What are the first signs that you may be addicted to drugs?
Most of the time, drug abuse becomes very evident when a person is already in too deep. As it often happens, people only realise the problem when it is already severe.
At this point, rehabilitation and the eventual stoppage of abusive use of drugs become more difficult. Success and ease of stopping drug abuse depend on how early the problem is addressed. Hence, it is important to identify the problem early on. The signs and symptoms are usually too subtle to get anyone’s attention. To an informed person, these signs won’t be easily overlooked.
Signs and symptoms that may indicate an ongoing problem with the improper use of drugs include:
Physical signs and symptoms
Improper use of drugs affects the normal functioning of the various organs and systems. Changes in physical appearance are usually one of the earliest symptoms. These changes are typically shrugged off thinking that the person might be under too much stress lately or trying to lose weight or merely going through a phase. Stop these thoughts and confront the possibility of a drug problem.
Changes that may be seen in someone addicted to drugs include:
- Eyes look glazed or bloodshot

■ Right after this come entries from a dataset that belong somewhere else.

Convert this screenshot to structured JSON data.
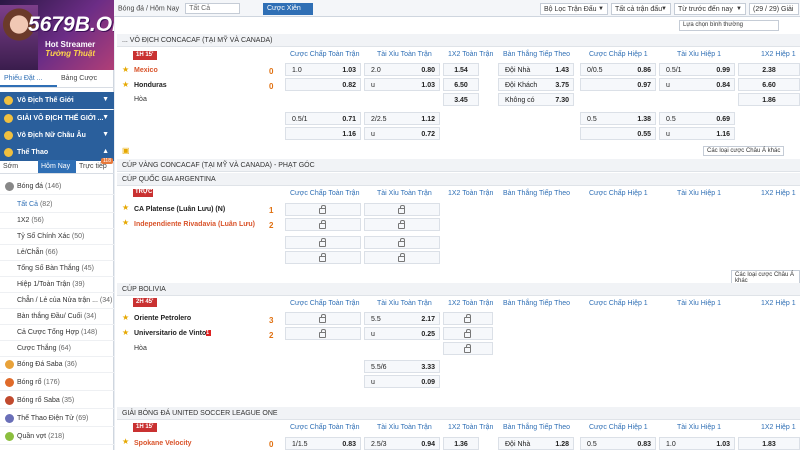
{
  "brand": {
    "logo": "5679B.ORG",
    "stream1": "Hot Streamer",
    "stream2": "Tường Thuật"
  },
  "top": {
    "crumb": "Bóng đá / Hôm Nay",
    "all": "Tất Cả",
    "xien": "Cược Xiên",
    "filter": "Bộ Lọc Trận Đấu",
    "allmatch": "Tất cả trận đấu",
    "sort": "Từ trước đến nay",
    "count": "(29 / 29) Giải",
    "choose": "Lựa chọn bình thường"
  },
  "left": {
    "tabs": [
      "Phiếu Đặt ...",
      "Bảng Cược"
    ],
    "nav": [
      "Vô Địch Thế Giới",
      "GIẢI VÔ ĐỊCH THẾ GIỚI ...",
      "Vô Địch Nữ Châu Âu",
      "Thể Thao"
    ],
    "subtabs": [
      "Sớm",
      "Hôm Nay",
      "Trực tiếp"
    ],
    "subbadge": "118",
    "items": [
      {
        "label": "Bóng đá",
        "count": "(146)"
      },
      {
        "label": "Tất Cả",
        "count": "(82)"
      },
      {
        "label": "1X2",
        "count": "(56)"
      },
      {
        "label": "Tỷ Số Chính Xác",
        "count": "(50)"
      },
      {
        "label": "Lẻ/Chẵn",
        "count": "(66)"
      },
      {
        "label": "Tổng Số Bàn Thắng",
        "count": "(45)"
      },
      {
        "label": "Hiệp 1/Toàn Trận",
        "count": "(39)"
      },
      {
        "label": "Chẵn / Lẻ của Nửa trận ...",
        "count": "(34)"
      },
      {
        "label": "Bàn thắng Đầu/ Cuối",
        "count": "(34)"
      },
      {
        "label": "Cả Cược Tổng Hợp",
        "count": "(148)"
      },
      {
        "label": "Cược Thắng",
        "count": "(64)"
      },
      {
        "label": "Bóng Đá Saba",
        "count": "(36)"
      },
      {
        "label": "Bóng rổ",
        "count": "(176)"
      },
      {
        "label": "Bóng rổ Saba",
        "count": "(35)"
      },
      {
        "label": "Thể Thao Điện Tử",
        "count": "(69)"
      },
      {
        "label": "Quần vợt",
        "count": "(218)"
      }
    ]
  },
  "cols": [
    "Cược Chấp Toàn Trận",
    "Tài Xỉu Toàn Trận",
    "1X2 Toàn Trận",
    "Bàn Thắng Tiếp Theo",
    "Cược Chấp Hiệp 1",
    "Tài Xỉu Hiệp 1",
    "1X2 Hiệp 1"
  ],
  "l1": {
    "name": "... VÔ ĐỊCH CONCACAF (TẠI MỸ VÀ CANADA)",
    "time": "1H 15'",
    "t1": "Mexico",
    "t2": "Honduras",
    "draw": "Hòa",
    "s1": "0",
    "s2": "0",
    "r1": [
      "1.0",
      "1.03",
      "2.0",
      "0.80",
      "1.54",
      "Đội Nhà",
      "1.43",
      "0/0.5",
      "0.86",
      "0.5/1",
      "0.99",
      "2.38"
    ],
    "r2": [
      "0.82",
      "u",
      "1.03",
      "6.50",
      "Đội Khách",
      "3.75",
      "0.97",
      "u",
      "0.84",
      "6.60"
    ],
    "r3": [
      "3.45",
      "Không có",
      "7.30",
      "1.86"
    ],
    "r4": [
      "0.5/1",
      "0.71",
      "2/2.5",
      "1.12",
      "0.5",
      "1.38",
      "0.5",
      "0.69"
    ],
    "r5": [
      "1.16",
      "u",
      "0.72",
      "0.55",
      "u",
      "1.16"
    ],
    "more": "Các loại cược Châu Á khác"
  },
  "l2": {
    "name": "CÚP VÀNG CONCACAF (TẠI MỸ VÀ CANADA) - PHẠT GÓC"
  },
  "l3": {
    "name": "CÚP QUỐC GIA ARGENTINA",
    "live": "TRỰC",
    "t1": "CA Platense (Luân Lưu) (N)",
    "t2": "Independiente Rivadavia (Luân Lưu)",
    "s1": "1",
    "s2": "2",
    "more": "Các loại cược Châu Á khác"
  },
  "l4": {
    "name": "CÚP BOLIVIA",
    "time": "2H 45'",
    "t1": "Oriente Petrolero",
    "t2": "Universitario de Vinto",
    "draw": "Hòa",
    "s1": "3",
    "s2": "2",
    "redcard": "1",
    "r1": [
      "5.5",
      "2.17"
    ],
    "r2": [
      "u",
      "0.25"
    ],
    "r3": [
      "5.5/6",
      "3.33"
    ],
    "r4": [
      "u",
      "0.09"
    ]
  },
  "l5": {
    "name": "GIẢI BÓNG ĐÁ UNITED SOCCER LEAGUE ONE",
    "time": "1H 15'",
    "t1": "Spokane Velocity",
    "s1": "0",
    "r1": [
      "1/1.5",
      "0.83",
      "2.5/3",
      "0.94",
      "1.36",
      "Đội Nhà",
      "1.28",
      "0.5",
      "0.83",
      "1.0",
      "1.03",
      "1.83"
    ]
  },
  "colors": {
    "accent": "#2f6fb5",
    "nav": "#2a5f9c",
    "live": "#c93131",
    "score": "#e07010"
  }
}
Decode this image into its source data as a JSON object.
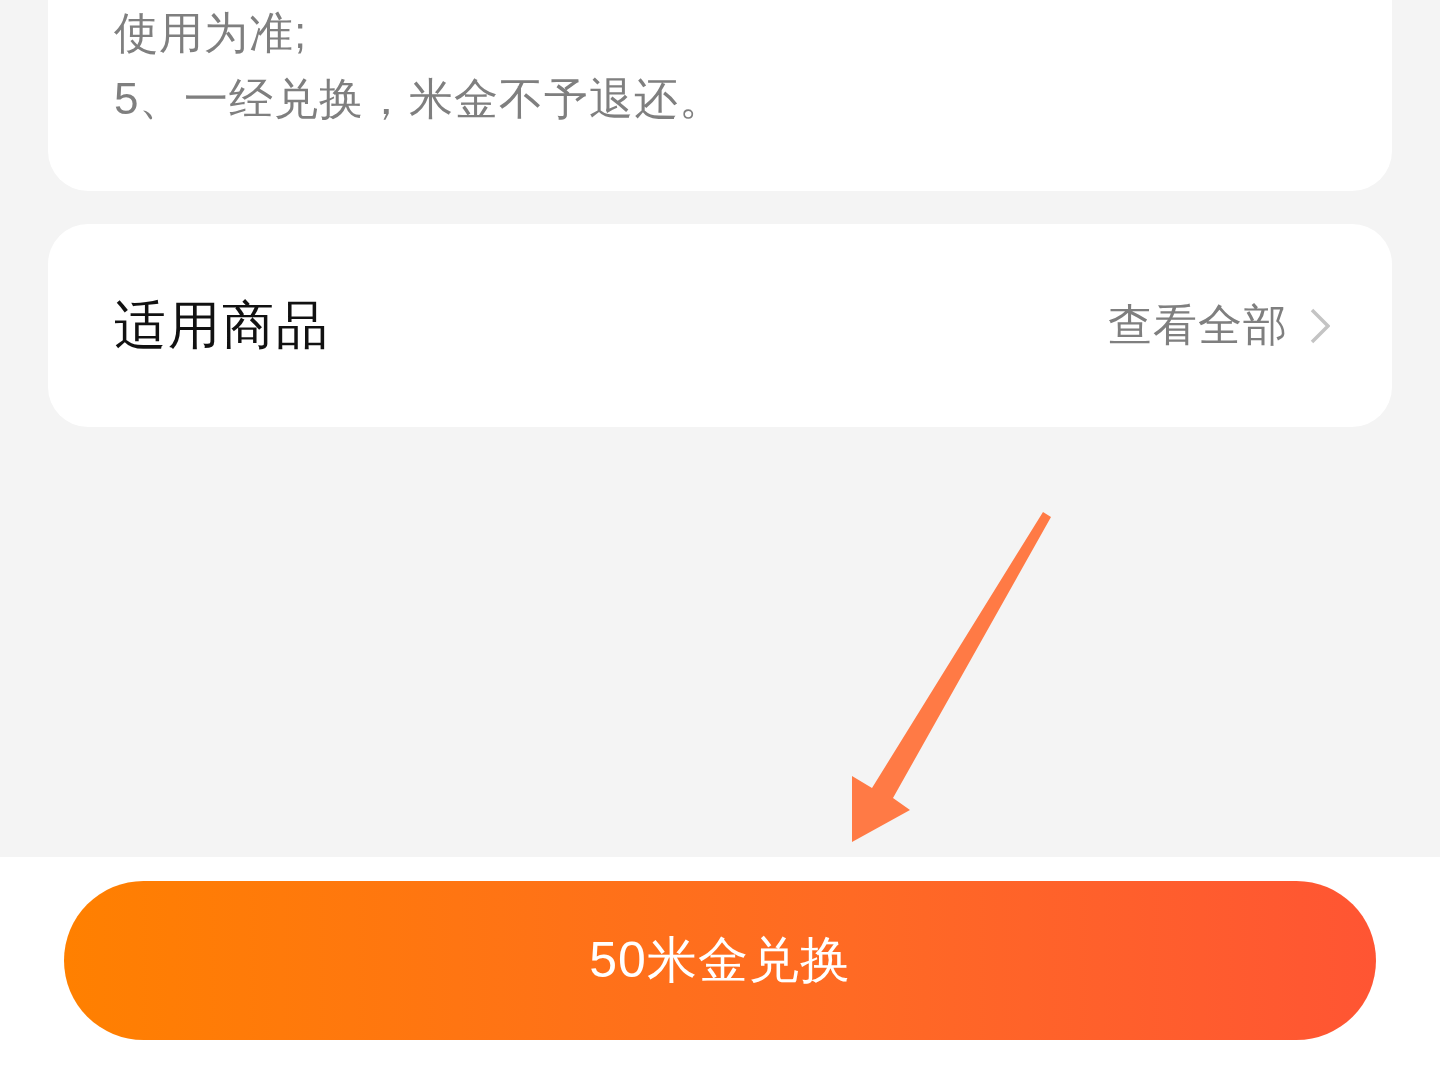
{
  "rules_card": {
    "lines": [
      "使用为准;",
      "5、一经兑换，米金不予退还。"
    ]
  },
  "applicable_products": {
    "title": "适用商品",
    "link": "查看全部"
  },
  "bottom_bar": {
    "button": "50米金兑换"
  }
}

- Pupils look constricted or dilated for no apparent reason, i.e., remain dilated even under bright lights, etc.
- Weight changes are abrupt, especially if the person has not been trying any new diet or exercise
- Physical signs of drug administration such as needle marks, bruises, even signs of infections on the skin area
Drugs alter the normal functioning of various organs in the body, especially the brain. These alterations can cause changes in behaviours and personality, such as:
- Lethargy or the person looks unusually sleepy most of the time even though the person is not known to stay up late or lose sleep
- Increased irritability or aggression, especially for people who used to be mild-mannered and recently becomes more aggressive
- Changes in personality or attitude, sometimes becoming the opposite of the usual personality, i.e., person becomes more socially withdrawn when previously socially adept
- Changes in the person’s type of social network, e.g., the person with suspected drug abuse may be seen hanging out with people quite unlike the person’s usual crowd
- Dramatic alterations in priorities and habits, such as suddenly not caring about what people think while the person used to be a social, amiable person
- Financial problems or person is starting to show signs of having problems about “having enough money”; usually stems from spending more on drugs and wants to spend more
- Involvement in crime-related activities, which usually starts with petty thievery and progressing to larger crimes
Steps to take if you think you are addicted to drugs
If the person becomes secretive or becomes aggressive when asked about these changes, consider that as a red light. Once these signs and symptoms are observed, take immediate action. Successfully stopping drug abuse depends on early identification of the problem and early onset of appropriate treatment and interventions. Never procrastinate. Do not get caught trying to justify the symptoms and try to cover it up. Get help. The life of the person starting to abuse drugs depends on immediate intervention. There are many organisations, outreach groups and clinics ready to provide assistance.
Step 1 Recovery can help. Click here to learn more about our drug addiction treatment centre.